This thing was all over my Facebook feed. Awkward, cute, strange. I watched it, curious about the backstory… who would think to do such a thing? With over 46 million views as of this morning, it’s a viral sensation, capturing a moment of pure… something.
ABC News was particularly taken with the video.
The short film is presented by the Los Angeles-based women’s clothing company Wren. CEO and Founder Melissa Coker enlisted her old high school friend Pilieva to help her round up 20 people they would put in front of a camera to share a real life “first kiss” scenario.
What came next was an awkward, yet strangely fascinating three-and-a-half-minute montage of kisses between young, old, straight, gay, lesbian and biracial pairings.
All of the participants were friends of Coker and Pilieva who live in Los Angeles, and while they range from actors to models to singers, Pilieva said none of them were paid for the advertisement.
Ok. We’ve got a company, actors and such, a freebie project. But then things turned a tad curious.
The New York Times best summed up the situation with a story reporting the beautiful, viral vid was, indeed, an ad for a clothing company.
Melissa Coker, 35, the founder and creative director of the clothing company Wren, commissioned the video to showcase her clothing line’s fall collection for Style.com’s Video Fashion Week. Style.com had created the video series for brands that might lack the financial wherewithal to put on a runway show during Fashion Week.
Did it work? Yup.
Ms. Coker said that there’s been a “significant bump” in sales on Wren’s online store since the video made its debut. And the song accompanying the video, Soko’s “We Might Be Dead by Tomorrow,” sold 10,000 copies in North America on Tuesday and Wednesday. Her album also sold an additional 1,000 copies, said Bryan Ling, the co-president of Community Music, which licensed Soko’s album in North America.
In her defense, there’s this:
And Ms. Coker said that there was no intention of hiding her company’s involvement. The video flashes “Wren presents” at the beginning and also mentions the company in the credits. “There was no part of it where this was a secret,” Ms. Coker said.
Time Magazine is not amused.
The bigger issue here is that the video (and the hype surrounding it) only adds to the growing phenomenon of things on the internet not being what they appear to be. Yes, this sounds silly because the whole point of the internet is that almost all of it is not what it claims to be, but increasingly that truism has spread to videos. Jimmy Kimmel has been praised and castigated in equal measures thanks to his hoax videos. This is not that. Viewers were not explicitly tricked. These are strangers, and they are kissing—that’s not what’s in dispute.
That’s what will upset people the most once they realize the video is an advertisement designed to get them to buy something. They weren’t hoaxed or tricked, they were shown something that presented itself as unique, something that was widely described as beautiful. Now they know that what they watched is no different from what they see every other time they watch a video on the internet or turn on a television.

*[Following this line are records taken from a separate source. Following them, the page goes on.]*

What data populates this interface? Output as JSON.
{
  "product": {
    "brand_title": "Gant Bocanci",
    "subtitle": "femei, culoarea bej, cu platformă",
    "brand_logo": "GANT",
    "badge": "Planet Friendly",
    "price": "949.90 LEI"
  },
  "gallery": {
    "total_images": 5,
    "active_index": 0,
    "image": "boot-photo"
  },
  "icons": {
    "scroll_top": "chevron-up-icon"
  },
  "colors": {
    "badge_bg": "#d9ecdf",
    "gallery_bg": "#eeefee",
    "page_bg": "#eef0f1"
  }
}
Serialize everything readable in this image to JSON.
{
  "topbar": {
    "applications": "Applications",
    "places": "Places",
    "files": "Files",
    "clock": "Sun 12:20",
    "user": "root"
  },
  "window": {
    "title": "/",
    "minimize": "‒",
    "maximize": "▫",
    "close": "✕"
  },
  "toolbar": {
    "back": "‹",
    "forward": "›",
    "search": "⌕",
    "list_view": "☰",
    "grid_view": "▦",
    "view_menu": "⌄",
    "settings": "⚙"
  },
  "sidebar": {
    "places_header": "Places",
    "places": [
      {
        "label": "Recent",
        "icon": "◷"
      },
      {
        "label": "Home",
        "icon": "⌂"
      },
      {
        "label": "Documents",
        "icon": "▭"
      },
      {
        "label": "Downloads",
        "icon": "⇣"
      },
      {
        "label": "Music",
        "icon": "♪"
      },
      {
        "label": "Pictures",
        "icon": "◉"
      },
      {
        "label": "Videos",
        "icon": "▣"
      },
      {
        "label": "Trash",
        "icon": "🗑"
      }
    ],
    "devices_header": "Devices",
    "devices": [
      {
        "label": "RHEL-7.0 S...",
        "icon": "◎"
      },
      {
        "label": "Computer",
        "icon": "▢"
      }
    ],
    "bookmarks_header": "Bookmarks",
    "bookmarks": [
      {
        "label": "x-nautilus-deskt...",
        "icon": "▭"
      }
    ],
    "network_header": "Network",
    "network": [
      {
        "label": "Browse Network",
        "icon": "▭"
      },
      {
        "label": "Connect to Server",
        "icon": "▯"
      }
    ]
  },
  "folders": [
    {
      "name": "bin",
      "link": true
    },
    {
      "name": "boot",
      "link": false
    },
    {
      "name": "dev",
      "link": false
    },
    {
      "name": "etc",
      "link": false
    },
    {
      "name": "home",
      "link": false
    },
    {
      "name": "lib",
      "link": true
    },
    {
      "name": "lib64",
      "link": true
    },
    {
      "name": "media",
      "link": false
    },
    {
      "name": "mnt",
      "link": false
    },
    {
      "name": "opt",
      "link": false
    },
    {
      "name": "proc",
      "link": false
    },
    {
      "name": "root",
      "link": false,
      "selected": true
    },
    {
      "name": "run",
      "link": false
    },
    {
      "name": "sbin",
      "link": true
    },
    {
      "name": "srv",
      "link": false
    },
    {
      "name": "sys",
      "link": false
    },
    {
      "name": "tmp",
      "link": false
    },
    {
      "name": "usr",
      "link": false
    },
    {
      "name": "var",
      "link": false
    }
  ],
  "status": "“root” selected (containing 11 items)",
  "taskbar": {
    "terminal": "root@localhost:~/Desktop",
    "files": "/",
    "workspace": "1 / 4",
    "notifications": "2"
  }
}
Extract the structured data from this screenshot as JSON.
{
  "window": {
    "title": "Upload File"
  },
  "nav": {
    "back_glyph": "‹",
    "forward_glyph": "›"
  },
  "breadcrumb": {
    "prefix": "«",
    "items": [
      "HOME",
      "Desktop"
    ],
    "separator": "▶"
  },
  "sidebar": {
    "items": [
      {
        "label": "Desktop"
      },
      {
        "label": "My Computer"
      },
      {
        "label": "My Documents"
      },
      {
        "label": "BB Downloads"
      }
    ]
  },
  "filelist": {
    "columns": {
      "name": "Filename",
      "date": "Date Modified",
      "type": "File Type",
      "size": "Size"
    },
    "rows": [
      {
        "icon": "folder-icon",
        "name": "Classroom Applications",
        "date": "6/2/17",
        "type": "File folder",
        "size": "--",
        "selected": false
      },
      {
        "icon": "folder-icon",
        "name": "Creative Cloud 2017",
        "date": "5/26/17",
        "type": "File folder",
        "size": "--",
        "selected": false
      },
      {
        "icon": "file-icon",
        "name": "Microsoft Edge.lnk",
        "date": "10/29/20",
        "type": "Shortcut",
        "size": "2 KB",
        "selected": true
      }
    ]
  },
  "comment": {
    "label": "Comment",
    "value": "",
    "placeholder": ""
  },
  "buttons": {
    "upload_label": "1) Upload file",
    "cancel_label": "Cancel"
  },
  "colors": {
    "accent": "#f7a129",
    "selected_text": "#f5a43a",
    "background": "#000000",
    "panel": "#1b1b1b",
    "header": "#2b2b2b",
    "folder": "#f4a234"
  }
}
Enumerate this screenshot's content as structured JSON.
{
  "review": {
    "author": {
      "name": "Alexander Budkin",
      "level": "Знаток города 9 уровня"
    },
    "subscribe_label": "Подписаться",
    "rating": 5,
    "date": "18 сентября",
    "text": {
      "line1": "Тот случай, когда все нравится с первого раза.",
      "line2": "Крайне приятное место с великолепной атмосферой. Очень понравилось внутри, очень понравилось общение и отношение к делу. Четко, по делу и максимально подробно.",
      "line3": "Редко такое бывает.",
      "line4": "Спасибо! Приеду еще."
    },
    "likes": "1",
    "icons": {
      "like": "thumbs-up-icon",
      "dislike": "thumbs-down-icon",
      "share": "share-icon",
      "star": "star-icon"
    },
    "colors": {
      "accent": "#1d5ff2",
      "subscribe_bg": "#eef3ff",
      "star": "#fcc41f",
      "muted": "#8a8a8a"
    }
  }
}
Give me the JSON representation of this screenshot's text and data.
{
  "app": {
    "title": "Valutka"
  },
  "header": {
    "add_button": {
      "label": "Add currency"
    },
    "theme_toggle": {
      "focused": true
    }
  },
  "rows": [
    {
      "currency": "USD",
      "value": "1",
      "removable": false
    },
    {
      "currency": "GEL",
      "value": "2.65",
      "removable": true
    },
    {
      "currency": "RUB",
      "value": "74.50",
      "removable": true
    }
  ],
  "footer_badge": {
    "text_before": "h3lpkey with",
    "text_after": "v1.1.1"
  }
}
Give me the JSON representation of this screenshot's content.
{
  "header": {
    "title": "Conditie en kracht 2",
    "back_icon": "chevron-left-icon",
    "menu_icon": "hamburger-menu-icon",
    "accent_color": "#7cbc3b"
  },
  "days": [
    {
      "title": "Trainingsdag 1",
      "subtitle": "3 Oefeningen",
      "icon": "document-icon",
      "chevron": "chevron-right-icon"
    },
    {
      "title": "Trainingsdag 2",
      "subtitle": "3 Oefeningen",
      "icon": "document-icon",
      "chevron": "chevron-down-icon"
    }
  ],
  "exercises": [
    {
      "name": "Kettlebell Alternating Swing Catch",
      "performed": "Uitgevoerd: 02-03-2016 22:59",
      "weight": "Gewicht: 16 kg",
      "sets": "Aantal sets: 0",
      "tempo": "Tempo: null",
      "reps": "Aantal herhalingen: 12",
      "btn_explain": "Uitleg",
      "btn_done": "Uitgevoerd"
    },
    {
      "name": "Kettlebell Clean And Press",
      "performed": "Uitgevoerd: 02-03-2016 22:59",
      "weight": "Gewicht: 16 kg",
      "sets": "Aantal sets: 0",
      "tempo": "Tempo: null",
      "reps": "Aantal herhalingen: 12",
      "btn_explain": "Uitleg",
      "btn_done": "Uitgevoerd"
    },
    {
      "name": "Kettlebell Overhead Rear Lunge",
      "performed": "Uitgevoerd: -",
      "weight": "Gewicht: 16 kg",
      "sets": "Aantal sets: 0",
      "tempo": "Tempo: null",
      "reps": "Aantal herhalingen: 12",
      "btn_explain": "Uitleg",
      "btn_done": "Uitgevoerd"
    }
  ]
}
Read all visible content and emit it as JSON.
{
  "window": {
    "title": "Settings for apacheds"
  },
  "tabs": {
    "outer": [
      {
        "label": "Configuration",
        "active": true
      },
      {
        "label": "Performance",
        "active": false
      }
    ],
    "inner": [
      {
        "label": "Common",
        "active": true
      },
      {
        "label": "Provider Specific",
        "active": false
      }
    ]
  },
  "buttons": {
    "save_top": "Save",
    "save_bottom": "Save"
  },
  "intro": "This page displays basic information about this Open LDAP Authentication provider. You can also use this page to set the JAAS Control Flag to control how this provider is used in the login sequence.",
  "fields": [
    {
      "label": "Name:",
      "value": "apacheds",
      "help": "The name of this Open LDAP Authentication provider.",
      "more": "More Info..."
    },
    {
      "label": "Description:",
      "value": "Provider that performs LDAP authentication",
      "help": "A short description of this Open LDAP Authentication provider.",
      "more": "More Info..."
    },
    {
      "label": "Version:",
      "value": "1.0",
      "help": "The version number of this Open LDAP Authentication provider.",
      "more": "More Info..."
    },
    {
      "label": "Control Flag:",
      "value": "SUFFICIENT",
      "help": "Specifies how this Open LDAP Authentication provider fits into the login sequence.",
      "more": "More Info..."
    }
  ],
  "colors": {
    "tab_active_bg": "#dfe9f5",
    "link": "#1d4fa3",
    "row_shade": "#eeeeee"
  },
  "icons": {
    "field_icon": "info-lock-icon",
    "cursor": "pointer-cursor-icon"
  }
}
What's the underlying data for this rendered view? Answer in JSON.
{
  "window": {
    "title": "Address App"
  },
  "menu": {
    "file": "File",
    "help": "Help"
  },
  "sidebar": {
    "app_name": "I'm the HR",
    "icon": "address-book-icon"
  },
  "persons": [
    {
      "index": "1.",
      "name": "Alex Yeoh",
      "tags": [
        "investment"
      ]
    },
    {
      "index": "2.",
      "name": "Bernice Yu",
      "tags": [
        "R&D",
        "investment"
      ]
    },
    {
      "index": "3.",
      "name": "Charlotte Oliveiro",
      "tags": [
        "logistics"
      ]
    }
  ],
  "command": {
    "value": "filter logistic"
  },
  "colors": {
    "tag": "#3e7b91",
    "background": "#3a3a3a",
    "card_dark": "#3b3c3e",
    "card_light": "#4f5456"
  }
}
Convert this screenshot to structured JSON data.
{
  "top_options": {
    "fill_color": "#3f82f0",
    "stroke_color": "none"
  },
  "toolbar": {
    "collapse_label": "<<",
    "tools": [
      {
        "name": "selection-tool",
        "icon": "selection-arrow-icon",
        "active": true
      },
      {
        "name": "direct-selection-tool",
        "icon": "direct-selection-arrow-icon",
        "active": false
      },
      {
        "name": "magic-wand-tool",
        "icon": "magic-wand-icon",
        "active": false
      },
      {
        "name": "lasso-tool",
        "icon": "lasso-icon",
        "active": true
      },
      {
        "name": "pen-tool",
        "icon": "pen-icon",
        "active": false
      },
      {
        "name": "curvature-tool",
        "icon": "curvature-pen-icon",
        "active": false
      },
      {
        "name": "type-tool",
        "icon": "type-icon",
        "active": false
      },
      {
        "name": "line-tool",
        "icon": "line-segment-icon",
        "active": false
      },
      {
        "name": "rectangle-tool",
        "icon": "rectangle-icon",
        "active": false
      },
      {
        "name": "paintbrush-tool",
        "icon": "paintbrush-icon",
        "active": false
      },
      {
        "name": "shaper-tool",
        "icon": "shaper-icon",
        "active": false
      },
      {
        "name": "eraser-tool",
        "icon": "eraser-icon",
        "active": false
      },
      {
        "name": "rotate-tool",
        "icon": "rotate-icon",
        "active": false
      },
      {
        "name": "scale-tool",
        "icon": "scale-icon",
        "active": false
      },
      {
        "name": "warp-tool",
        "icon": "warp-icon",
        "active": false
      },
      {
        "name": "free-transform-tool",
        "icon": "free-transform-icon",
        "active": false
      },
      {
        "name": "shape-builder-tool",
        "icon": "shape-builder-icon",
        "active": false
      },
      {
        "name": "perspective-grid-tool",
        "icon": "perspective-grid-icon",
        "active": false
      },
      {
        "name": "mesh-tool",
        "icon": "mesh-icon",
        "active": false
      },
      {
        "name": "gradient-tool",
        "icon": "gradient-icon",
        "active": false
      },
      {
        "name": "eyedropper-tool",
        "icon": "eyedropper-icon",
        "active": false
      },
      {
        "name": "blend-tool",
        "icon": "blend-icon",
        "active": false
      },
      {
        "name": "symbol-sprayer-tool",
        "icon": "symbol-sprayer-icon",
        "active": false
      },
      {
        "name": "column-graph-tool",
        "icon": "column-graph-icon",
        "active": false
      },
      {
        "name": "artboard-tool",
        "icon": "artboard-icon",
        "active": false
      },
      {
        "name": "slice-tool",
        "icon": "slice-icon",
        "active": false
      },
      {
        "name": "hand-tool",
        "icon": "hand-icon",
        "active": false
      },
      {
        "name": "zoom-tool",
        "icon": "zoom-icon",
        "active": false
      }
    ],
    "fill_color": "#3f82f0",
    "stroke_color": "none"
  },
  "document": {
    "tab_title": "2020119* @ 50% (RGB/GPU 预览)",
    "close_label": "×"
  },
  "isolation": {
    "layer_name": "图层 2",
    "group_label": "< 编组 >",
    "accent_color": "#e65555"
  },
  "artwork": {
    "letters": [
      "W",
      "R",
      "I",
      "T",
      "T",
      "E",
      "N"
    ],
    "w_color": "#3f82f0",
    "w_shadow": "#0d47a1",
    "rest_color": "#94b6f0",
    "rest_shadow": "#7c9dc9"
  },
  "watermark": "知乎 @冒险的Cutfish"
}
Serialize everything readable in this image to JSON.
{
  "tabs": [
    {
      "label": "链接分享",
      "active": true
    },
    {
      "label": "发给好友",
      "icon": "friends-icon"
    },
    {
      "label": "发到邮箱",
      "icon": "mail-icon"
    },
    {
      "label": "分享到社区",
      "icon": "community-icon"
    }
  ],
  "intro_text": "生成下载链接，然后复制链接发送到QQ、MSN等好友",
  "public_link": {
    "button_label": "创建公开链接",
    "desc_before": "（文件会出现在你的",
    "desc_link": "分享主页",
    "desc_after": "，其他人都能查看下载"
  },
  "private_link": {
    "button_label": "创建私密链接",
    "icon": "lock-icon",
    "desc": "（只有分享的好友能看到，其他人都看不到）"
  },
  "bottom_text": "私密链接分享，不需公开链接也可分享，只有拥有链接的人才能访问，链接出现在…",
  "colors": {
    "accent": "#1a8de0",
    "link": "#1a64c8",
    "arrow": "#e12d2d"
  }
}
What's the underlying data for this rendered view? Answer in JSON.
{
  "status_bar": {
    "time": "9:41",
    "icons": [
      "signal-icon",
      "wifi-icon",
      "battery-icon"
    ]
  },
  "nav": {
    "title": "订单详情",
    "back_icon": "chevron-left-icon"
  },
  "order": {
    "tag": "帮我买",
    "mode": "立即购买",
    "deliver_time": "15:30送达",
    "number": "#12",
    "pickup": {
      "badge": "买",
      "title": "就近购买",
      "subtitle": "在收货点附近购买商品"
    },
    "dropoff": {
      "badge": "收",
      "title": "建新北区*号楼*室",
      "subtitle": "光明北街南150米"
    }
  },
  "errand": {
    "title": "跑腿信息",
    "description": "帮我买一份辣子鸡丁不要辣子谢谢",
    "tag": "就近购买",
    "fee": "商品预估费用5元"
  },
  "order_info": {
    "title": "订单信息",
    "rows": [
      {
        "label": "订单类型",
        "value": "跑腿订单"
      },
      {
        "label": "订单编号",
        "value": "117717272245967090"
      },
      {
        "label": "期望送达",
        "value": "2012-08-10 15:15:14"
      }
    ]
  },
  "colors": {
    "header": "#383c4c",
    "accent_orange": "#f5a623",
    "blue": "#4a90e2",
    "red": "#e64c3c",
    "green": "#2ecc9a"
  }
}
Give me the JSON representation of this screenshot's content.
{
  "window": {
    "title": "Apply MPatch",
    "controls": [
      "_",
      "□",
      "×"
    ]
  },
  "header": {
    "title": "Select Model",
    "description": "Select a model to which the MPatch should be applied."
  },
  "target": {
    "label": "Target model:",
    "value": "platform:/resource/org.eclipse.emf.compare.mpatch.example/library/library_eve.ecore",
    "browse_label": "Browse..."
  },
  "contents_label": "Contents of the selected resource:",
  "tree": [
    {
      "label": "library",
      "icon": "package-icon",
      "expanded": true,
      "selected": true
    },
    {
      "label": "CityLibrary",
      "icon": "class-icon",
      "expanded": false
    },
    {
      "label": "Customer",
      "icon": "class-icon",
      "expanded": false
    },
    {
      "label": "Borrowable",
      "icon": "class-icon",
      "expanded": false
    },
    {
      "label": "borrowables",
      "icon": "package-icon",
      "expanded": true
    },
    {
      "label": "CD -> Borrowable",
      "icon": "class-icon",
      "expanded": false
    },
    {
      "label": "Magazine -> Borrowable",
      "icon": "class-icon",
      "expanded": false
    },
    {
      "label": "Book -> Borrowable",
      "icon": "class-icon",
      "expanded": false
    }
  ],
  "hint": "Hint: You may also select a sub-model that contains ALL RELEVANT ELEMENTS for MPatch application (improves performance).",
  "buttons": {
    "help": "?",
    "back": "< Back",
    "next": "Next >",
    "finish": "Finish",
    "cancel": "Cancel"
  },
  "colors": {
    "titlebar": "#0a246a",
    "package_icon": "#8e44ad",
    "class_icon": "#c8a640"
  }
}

They have a valid point.
So… good? Bad? As a copywriter, I’d say it was rather good. The fact they didn’t hide the branding, to me, makes the project one heck of an effective viral ad effort. The fact people didn’t really notice the whole “Wren Presents” at the beginning makes it an even more interesting case study, considering the jump in sales.
Down side? They’ve angered a few people. (But, the bigger question is whether these people were Wren’s target audience.) The people in the vid weren’t “walk off the street” folks. They were models and/or actors. Also, the branding at the beginning of the film? The whole “Wren Presents” thingie? Yeah. It’s on the vid for a very short time. So, it could be construed as a tad misleading.
Either way, I have a hunch we’ll see more of these in the future. Heck, we’ve even got a parody, giving the original vid even more traction. NSFW, btw:
Turns out, at least some of the attractive strangers (why are they always attractive strangers?!) are actually models or actors. Slate has identified a few of them, which makes us feel better knowing that not every person plucked off the street looks like he stepped out of an Urban Outfitters catalog.
True love is dead and everything is just a cynical plot to extract your money, it emerged today, when the First Kiss video featuring “strangers” making out was found to be just a commercial for an autumn/winter clothing line.